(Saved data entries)
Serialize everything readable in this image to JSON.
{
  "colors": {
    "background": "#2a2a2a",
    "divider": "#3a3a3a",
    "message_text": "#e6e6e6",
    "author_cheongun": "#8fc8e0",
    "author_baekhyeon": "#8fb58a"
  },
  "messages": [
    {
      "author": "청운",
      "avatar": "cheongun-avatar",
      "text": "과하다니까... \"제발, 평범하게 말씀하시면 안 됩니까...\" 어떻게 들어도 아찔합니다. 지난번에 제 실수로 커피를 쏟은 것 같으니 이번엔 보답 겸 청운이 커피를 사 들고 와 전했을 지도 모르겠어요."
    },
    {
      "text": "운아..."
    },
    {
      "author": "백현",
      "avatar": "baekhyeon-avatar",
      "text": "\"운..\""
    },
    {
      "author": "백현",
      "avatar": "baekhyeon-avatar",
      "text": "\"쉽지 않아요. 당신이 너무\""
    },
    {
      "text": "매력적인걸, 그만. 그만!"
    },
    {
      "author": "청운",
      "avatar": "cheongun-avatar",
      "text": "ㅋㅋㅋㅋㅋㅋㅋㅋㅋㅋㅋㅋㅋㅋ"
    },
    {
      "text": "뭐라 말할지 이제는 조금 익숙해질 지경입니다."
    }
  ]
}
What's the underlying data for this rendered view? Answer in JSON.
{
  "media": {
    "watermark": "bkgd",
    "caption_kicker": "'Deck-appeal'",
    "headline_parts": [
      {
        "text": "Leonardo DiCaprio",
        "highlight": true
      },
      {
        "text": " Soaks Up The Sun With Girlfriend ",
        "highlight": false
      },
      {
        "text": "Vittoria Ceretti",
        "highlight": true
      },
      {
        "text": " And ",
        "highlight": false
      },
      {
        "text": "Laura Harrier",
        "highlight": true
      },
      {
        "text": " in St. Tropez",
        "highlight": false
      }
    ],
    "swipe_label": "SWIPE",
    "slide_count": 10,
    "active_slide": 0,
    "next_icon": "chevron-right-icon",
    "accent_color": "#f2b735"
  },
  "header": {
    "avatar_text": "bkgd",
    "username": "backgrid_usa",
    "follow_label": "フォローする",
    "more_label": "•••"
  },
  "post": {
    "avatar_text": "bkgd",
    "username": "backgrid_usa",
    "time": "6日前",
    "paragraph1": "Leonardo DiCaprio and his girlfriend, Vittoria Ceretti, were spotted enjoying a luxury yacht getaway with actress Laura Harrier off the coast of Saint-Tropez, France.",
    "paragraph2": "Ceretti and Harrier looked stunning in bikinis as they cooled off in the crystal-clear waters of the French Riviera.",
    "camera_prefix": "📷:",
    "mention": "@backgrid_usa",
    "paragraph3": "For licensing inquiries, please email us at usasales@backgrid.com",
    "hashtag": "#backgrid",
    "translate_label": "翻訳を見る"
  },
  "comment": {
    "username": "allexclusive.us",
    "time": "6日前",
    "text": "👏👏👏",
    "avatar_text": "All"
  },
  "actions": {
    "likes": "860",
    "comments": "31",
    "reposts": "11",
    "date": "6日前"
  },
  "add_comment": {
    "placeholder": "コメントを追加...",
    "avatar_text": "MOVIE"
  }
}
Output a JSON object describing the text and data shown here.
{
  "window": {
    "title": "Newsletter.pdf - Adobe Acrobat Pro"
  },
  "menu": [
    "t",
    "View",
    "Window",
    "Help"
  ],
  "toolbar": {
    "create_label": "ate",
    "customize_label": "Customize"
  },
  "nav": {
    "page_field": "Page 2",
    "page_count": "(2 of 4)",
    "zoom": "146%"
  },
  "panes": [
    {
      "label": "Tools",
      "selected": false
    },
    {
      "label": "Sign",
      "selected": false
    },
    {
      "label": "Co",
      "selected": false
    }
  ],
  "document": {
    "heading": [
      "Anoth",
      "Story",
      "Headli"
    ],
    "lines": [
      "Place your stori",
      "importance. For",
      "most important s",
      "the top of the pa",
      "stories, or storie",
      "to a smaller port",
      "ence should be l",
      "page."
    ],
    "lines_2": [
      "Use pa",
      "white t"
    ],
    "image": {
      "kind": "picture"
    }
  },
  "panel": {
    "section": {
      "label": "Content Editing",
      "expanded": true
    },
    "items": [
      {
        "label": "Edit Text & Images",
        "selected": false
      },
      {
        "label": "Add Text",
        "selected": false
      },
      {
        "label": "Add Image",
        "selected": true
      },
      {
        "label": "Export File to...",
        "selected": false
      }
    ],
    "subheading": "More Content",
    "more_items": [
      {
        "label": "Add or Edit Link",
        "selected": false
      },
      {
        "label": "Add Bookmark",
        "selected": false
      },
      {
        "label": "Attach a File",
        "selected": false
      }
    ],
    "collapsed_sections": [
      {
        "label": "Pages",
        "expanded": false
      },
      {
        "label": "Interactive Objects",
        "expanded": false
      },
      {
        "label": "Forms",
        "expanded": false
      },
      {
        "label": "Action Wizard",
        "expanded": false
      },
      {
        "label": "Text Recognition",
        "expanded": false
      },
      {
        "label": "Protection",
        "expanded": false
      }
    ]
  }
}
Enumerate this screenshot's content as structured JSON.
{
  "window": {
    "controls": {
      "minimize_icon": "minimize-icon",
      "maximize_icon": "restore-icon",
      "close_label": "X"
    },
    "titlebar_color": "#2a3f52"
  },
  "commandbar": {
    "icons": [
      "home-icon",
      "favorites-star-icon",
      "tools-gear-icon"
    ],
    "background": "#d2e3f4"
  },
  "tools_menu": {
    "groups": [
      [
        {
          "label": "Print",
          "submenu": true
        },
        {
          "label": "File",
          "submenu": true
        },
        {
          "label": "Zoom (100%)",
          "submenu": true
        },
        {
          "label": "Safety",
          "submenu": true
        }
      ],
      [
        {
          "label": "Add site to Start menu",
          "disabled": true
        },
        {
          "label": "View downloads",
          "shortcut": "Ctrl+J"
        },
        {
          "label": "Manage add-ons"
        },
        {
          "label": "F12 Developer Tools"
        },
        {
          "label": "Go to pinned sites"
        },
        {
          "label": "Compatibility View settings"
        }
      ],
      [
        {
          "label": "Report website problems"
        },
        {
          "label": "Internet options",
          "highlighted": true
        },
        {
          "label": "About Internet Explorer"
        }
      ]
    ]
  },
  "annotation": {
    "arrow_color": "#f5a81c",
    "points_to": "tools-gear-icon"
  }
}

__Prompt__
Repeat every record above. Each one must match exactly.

__Solution to the problem__
Serialize everything readable in this image to JSON.
{
  "colors": {
    "background": "#2a2a2a",
    "divider": "#3a3a3a",
    "message_text": "#e6e6e6",
    "author_cheongun": "#8fc8e0",
    "author_baekhyeon": "#8fb58a"
  },
  "messages": [
    {
      "author": "청운",
      "avatar": "cheongun-avatar",
      "text": "과하다니까... \"제발, 평범하게 말씀하시면 안 됩니까...\" 어떻게 들어도 아찔합니다. 지난번에 제 실수로 커피를 쏟은 것 같으니 이번엔 보답 겸 청운이 커피를 사 들고 와 전했을 지도 모르겠어요."
    },
    {
      "text": "운아..."
    },
    {
      "author": "백현",
      "avatar": "baekhyeon-avatar",
      "text": "\"운..\""
    },
    {
      "author": "백현",
      "avatar": "baekhyeon-avatar",
      "text": "\"쉽지 않아요. 당신이 너무\""
    },
    {
      "text": "매력적인걸, 그만. 그만!"
    },
    {
      "author": "청운",
      "avatar": "cheongun-avatar",
      "text": "ㅋㅋㅋㅋㅋㅋㅋㅋㅋㅋㅋㅋㅋㅋ"
    },
    {
      "text": "뭐라 말할지 이제는 조금 익숙해질 지경입니다."
    }
  ]
}
What's the underlying data for this rendered view? Answer in JSON.
{
  "media": {
    "watermark": "bkgd",
    "caption_kicker": "'Deck-appeal'",
    "headline_parts": [
      {
        "text": "Leonardo DiCaprio",
        "highlight": true
      },
      {
        "text": " Soaks Up The Sun With Girlfriend ",
        "highlight": false
      },
      {
        "text": "Vittoria Ceretti",
        "highlight": true
      },
      {
        "text": " And ",
        "highlight": false
      },
      {
        "text": "Laura Harrier",
        "highlight": true
      },
      {
        "text": " in St. Tropez",
        "highlight": false
      }
    ],
    "swipe_label": "SWIPE",
    "slide_count": 10,
    "active_slide": 0,
    "next_icon": "chevron-right-icon",
    "accent_color": "#f2b735"
  },
  "header": {
    "avatar_text": "bkgd",
    "username": "backgrid_usa",
    "follow_label": "フォローする",
    "more_label": "•••"
  },
  "post": {
    "avatar_text": "bkgd",
    "username": "backgrid_usa",
    "time": "6日前",
    "paragraph1": "Leonardo DiCaprio and his girlfriend, Vittoria Ceretti, were spotted enjoying a luxury yacht getaway with actress Laura Harrier off the coast of Saint-Tropez, France.",
    "paragraph2": "Ceretti and Harrier looked stunning in bikinis as they cooled off in the crystal-clear waters of the French Riviera.",
    "camera_prefix": "📷:",
    "mention": "@backgrid_usa",
    "paragraph3": "For licensing inquiries, please email us at usasales@backgrid.com",
    "hashtag": "#backgrid",
    "translate_label": "翻訳を見る"
  },
  "comment": {
    "username": "allexclusive.us",
    "time": "6日前",
    "text": "👏👏👏",
    "avatar_text": "All"
  },
  "actions": {
    "likes": "860",
    "comments": "31",
    "reposts": "11",
    "date": "6日前"
  },
  "add_comment": {
    "placeholder": "コメントを追加...",
    "avatar_text": "MOVIE"
  }
}
Output a JSON object describing the text and data shown here.
{
  "window": {
    "title": "Newsletter.pdf - Adobe Acrobat Pro"
  },
  "menu": [
    "t",
    "View",
    "Window",
    "Help"
  ],
  "toolbar": {
    "create_label": "ate",
    "customize_label": "Customize"
  },
  "nav": {
    "page_field": "Page 2",
    "page_count": "(2 of 4)",
    "zoom": "146%"
  },
  "panes": [
    {
      "label": "Tools",
      "selected": false
    },
    {
      "label": "Sign",
      "selected": false
    },
    {
      "label": "Co",
      "selected": false
    }
  ],
  "document": {
    "heading": [
      "Anoth",
      "Story",
      "Headli"
    ],
    "lines": [
      "Place your stori",
      "importance. For",
      "most important s",
      "the top of the pa",
      "stories, or storie",
      "to a smaller port",
      "ence should be l",
      "page."
    ],
    "lines_2": [
      "Use pa",
      "white t"
    ],
    "image": {
      "kind": "picture"
    }
  },
  "panel": {
    "section": {
      "label": "Content Editing",
      "expanded": true
    },
    "items": [
      {
        "label": "Edit Text & Images",
        "selected": false
      },
      {
        "label": "Add Text",
        "selected": false
      },
      {
        "label": "Add Image",
        "selected": true
      },
      {
        "label": "Export File to...",
        "selected": false
      }
    ],
    "subheading": "More Content",
    "more_items": [
      {
        "label": "Add or Edit Link",
        "selected": false
      },
      {
        "label": "Add Bookmark",
        "selected": false
      },
      {
        "label": "Attach a File",
        "selected": false
      }
    ],
    "collapsed_sections": [
      {
        "label": "Pages",
        "expanded": false
      },
      {
        "label": "Interactive Objects",
        "expanded": false
      },
      {
        "label": "Forms",
        "expanded": false
      },
      {
        "label": "Action Wizard",
        "expanded": false
      },
      {
        "label": "Text Recognition",
        "expanded": false
      },
      {
        "label": "Protection",
        "expanded": false
      }
    ]
  }
}
Enumerate this screenshot's content as structured JSON.
{
  "window": {
    "controls": {
      "minimize_icon": "minimize-icon",
      "maximize_icon": "restore-icon",
      "close_label": "X"
    },
    "titlebar_color": "#2a3f52"
  },
  "commandbar": {
    "icons": [
      "home-icon",
      "favorites-star-icon",
      "tools-gear-icon"
    ],
    "background": "#d2e3f4"
  },
  "tools_menu": {
    "groups": [
      [
        {
          "label": "Print",
          "submenu": true
        },
        {
          "label": "File",
          "submenu": true
        },
        {
          "label": "Zoom (100%)",
          "submenu": true
        },
        {
          "label": "Safety",
          "submenu": true
        }
      ],
      [
        {
          "label": "Add site to Start menu",
          "disabled": true
        },
        {
          "label": "View downloads",
          "shortcut": "Ctrl+J"
        },
        {
          "label": "Manage add-ons"
        },
        {
          "label": "F12 Developer Tools"
        },
        {
          "label": "Go to pinned sites"
        },
        {
          "label": "Compatibility View settings"
        }
      ],
      [
        {
          "label": "Report website problems"
        },
        {
          "label": "Internet options",
          "highlighted": true
        },
        {
          "label": "About Internet Explorer"
        }
      ]
    ]
  },
  "annotation": {
    "arrow_color": "#f5a81c",
    "points_to": "tools-gear-icon"
  }
}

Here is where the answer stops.